I often wonder what he would have made of 21st century life: the cacophony of the world we all live and walk through every day — sounds and images, multiple voices, multiple tracks — all enriching, intensifying and sometimes assaulting our senses and our experience of the world. We are often distracted by this barrage.

Eisenstein certainly did not associate his notion of overtonal montage with distraction; just the opposite. He wanted the multiple layers to help us see and hear more, not less. More focus, More clarity. His dense images/frames were to help us see those things that normally fall between the cracks into the huge valley of unseeing.

I like to think about overtonal montage as way into the layering that is so crucial in approaching things from a material culture perspective. The more questions we ask, the more layers of meaning we reveal, the richer our understanding becomes. Sometimes this hits me in amazing ways on Wednesday nights at our seminar series. I often arrive for a lecture, maybe even on a topic I have never thought about, and find before the conversation has ended, new doors have opened.
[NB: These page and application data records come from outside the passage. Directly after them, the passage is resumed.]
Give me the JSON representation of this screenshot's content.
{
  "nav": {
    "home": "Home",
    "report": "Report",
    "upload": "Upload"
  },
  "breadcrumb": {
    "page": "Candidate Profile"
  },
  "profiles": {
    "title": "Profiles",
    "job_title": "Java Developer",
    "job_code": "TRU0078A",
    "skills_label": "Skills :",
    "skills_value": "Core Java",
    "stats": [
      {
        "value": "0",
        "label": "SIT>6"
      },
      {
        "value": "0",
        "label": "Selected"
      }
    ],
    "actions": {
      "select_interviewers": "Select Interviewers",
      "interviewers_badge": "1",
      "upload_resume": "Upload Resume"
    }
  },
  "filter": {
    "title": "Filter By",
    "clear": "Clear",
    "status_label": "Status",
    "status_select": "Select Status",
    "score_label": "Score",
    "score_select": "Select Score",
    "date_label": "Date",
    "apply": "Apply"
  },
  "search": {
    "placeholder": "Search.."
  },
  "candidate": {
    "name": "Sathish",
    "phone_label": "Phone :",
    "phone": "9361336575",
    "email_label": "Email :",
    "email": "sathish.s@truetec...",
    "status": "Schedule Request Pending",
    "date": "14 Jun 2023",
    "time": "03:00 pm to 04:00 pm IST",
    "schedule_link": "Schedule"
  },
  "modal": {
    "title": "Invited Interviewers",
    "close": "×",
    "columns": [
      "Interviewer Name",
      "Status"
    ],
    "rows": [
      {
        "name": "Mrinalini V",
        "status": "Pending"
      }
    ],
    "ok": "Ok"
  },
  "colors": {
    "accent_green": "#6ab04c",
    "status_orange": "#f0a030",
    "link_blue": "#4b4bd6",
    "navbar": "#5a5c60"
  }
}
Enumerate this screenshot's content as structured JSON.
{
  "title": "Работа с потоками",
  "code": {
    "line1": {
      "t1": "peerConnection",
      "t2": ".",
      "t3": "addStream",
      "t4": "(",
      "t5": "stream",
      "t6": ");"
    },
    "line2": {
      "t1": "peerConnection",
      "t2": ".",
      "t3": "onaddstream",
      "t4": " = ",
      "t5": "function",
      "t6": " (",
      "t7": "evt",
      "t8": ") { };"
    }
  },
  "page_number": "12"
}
Sometimes it’s a new methodology; sometimes a new take on some old idea. These Tuesday and Wednesday nights at the BGC provide so much nourishment!

Eisenstein would have felt right at home.